What is needed >>
Please restate each entry word for word.

Web page and app entries >>
*-*-*
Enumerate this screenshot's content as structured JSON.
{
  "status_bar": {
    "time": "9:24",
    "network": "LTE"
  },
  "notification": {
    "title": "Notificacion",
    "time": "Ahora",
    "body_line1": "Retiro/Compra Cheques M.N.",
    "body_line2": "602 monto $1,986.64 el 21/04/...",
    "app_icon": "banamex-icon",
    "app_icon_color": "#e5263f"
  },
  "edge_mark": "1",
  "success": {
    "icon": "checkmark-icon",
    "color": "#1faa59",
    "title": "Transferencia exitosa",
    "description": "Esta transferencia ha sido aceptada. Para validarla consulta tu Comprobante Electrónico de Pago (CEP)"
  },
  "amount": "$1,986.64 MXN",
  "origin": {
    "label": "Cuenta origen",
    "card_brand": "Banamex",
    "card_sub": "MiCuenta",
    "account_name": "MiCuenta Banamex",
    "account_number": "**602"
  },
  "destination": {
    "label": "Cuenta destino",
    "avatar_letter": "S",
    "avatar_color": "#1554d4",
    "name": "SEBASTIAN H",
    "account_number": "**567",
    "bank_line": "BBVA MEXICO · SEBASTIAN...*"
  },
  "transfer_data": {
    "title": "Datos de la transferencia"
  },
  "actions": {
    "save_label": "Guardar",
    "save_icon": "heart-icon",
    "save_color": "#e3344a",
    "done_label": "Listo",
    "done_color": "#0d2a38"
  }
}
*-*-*
Exercise response >>
Enumerate this screenshot's content as structured JSON.
{
  "status_bar": {
    "time": "9:24",
    "network": "LTE"
  },
  "notification": {
    "title": "Notificacion",
    "time": "Ahora",
    "body_line1": "Retiro/Compra Cheques M.N.",
    "body_line2": "602 monto $1,986.64 el 21/04/...",
    "app_icon": "banamex-icon",
    "app_icon_color": "#e5263f"
  },
  "edge_mark": "1",
  "success": {
    "icon": "checkmark-icon",
    "color": "#1faa59",
    "title": "Transferencia exitosa",
    "description": "Esta transferencia ha sido aceptada. Para validarla consulta tu Comprobante Electrónico de Pago (CEP)"
  },
  "amount": "$1,986.64 MXN",
  "origin": {
    "label": "Cuenta origen",
    "card_brand": "Banamex",
    "card_sub": "MiCuenta",
    "account_name": "MiCuenta Banamex",
    "account_number": "**602"
  },
  "destination": {
    "label": "Cuenta destino",
    "avatar_letter": "S",
    "avatar_color": "#1554d4",
    "name": "SEBASTIAN H",
    "account_number": "**567",
    "bank_line": "BBVA MEXICO · SEBASTIAN...*"
  },
  "transfer_data": {
    "title": "Datos de la transferencia"
  },
  "actions": {
    "save_label": "Guardar",
    "save_icon": "heart-icon",
    "save_color": "#e3344a",
    "done_label": "Listo",
    "done_color": "#0d2a38"
  }
}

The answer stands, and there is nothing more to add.